::: Material provided :::

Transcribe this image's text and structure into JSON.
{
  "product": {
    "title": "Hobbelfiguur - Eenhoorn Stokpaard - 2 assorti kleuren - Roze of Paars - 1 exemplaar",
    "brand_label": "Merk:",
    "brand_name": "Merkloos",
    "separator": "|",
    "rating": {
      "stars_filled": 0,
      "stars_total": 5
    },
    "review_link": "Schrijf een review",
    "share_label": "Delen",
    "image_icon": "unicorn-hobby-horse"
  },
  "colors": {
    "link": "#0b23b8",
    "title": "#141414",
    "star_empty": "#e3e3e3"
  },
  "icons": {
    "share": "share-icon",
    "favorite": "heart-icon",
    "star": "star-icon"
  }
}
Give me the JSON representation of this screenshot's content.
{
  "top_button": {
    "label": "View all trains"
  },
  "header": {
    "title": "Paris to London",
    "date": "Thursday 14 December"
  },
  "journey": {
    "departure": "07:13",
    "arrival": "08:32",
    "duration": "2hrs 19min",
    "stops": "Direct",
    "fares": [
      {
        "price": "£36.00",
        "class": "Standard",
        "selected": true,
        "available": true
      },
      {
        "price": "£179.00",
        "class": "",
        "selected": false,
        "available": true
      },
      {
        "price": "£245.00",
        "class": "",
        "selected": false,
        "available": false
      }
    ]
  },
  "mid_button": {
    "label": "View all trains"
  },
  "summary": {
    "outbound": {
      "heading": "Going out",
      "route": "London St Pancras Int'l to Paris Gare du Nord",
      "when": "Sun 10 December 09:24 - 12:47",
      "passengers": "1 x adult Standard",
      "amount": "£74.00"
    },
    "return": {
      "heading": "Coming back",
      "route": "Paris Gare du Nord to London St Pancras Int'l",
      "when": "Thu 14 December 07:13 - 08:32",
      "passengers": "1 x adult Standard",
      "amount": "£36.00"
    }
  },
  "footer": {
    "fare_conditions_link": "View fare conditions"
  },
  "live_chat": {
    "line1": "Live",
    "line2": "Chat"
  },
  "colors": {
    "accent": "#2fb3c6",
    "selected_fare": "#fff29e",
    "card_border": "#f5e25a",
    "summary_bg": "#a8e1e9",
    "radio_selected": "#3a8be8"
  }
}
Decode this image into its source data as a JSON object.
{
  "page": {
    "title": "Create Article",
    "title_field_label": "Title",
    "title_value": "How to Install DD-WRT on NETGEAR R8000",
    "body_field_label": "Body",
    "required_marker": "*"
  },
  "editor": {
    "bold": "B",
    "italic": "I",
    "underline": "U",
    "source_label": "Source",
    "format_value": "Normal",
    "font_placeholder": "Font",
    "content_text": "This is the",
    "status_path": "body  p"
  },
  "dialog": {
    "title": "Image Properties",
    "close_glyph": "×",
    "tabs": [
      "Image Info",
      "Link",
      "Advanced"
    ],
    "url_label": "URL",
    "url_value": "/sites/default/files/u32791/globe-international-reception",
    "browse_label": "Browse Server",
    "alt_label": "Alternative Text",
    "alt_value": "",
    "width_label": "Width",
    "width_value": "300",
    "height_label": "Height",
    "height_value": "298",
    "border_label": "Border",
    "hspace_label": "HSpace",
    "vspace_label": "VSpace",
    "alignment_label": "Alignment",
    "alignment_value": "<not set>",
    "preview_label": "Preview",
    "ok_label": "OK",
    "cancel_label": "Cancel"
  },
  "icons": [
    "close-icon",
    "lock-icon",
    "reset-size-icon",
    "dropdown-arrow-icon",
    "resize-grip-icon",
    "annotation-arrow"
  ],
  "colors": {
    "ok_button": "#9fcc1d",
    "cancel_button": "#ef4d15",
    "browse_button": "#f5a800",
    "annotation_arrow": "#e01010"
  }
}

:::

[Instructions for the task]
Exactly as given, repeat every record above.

[Solution to the exercise]
Transcribe this image's text and structure into JSON.
{
  "product": {
    "title": "Hobbelfiguur - Eenhoorn Stokpaard - 2 assorti kleuren - Roze of Paars - 1 exemplaar",
    "brand_label": "Merk:",
    "brand_name": "Merkloos",
    "separator": "|",
    "rating": {
      "stars_filled": 0,
      "stars_total": 5
    },
    "review_link": "Schrijf een review",
    "share_label": "Delen",
    "image_icon": "unicorn-hobby-horse"
  },
  "colors": {
    "link": "#0b23b8",
    "title": "#141414",
    "star_empty": "#e3e3e3"
  },
  "icons": {
    "share": "share-icon",
    "favorite": "heart-icon",
    "star": "star-icon"
  }
}
Give me the JSON representation of this screenshot's content.
{
  "top_button": {
    "label": "View all trains"
  },
  "header": {
    "title": "Paris to London",
    "date": "Thursday 14 December"
  },
  "journey": {
    "departure": "07:13",
    "arrival": "08:32",
    "duration": "2hrs 19min",
    "stops": "Direct",
    "fares": [
      {
        "price": "£36.00",
        "class": "Standard",
        "selected": true,
        "available": true
      },
      {
        "price": "£179.00",
        "class": "",
        "selected": false,
        "available": true
      },
      {
        "price": "£245.00",
        "class": "",
        "selected": false,
        "available": false
      }
    ]
  },
  "mid_button": {
    "label": "View all trains"
  },
  "summary": {
    "outbound": {
      "heading": "Going out",
      "route": "London St Pancras Int'l to Paris Gare du Nord",
      "when": "Sun 10 December 09:24 - 12:47",
      "passengers": "1 x adult Standard",
      "amount": "£74.00"
    },
    "return": {
      "heading": "Coming back",
      "route": "Paris Gare du Nord to London St Pancras Int'l",
      "when": "Thu 14 December 07:13 - 08:32",
      "passengers": "1 x adult Standard",
      "amount": "£36.00"
    }
  },
  "footer": {
    "fare_conditions_link": "View fare conditions"
  },
  "live_chat": {
    "line1": "Live",
    "line2": "Chat"
  },
  "colors": {
    "accent": "#2fb3c6",
    "selected_fare": "#fff29e",
    "card_border": "#f5e25a",
    "summary_bg": "#a8e1e9",
    "radio_selected": "#3a8be8"
  }
}
Decode this image into its source data as a JSON object.
{
  "page": {
    "title": "Create Article",
    "title_field_label": "Title",
    "title_value": "How to Install DD-WRT on NETGEAR R8000",
    "body_field_label": "Body",
    "required_marker": "*"
  },
  "editor": {
    "bold": "B",
    "italic": "I",
    "underline": "U",
    "source_label": "Source",
    "format_value": "Normal",
    "font_placeholder": "Font",
    "content_text": "This is the",
    "status_path": "body  p"
  },
  "dialog": {
    "title": "Image Properties",
    "close_glyph": "×",
    "tabs": [
      "Image Info",
      "Link",
      "Advanced"
    ],
    "url_label": "URL",
    "url_value": "/sites/default/files/u32791/globe-international-reception",
    "browse_label": "Browse Server",
    "alt_label": "Alternative Text",
    "alt_value": "",
    "width_label": "Width",
    "width_value": "300",
    "height_label": "Height",
    "height_value": "298",
    "border_label": "Border",
    "hspace_label": "HSpace",
    "vspace_label": "VSpace",
    "alignment_label": "Alignment",
    "alignment_value": "<not set>",
    "preview_label": "Preview",
    "ok_label": "OK",
    "cancel_label": "Cancel"
  },
  "icons": [
    "close-icon",
    "lock-icon",
    "reset-size-icon",
    "dropdown-arrow-icon",
    "resize-grip-icon",
    "annotation-arrow"
  ],
  "colors": {
    "ok_button": "#9fcc1d",
    "cancel_button": "#ef4d15",
    "browse_button": "#f5a800",
    "annotation_arrow": "#e01010"
  }
}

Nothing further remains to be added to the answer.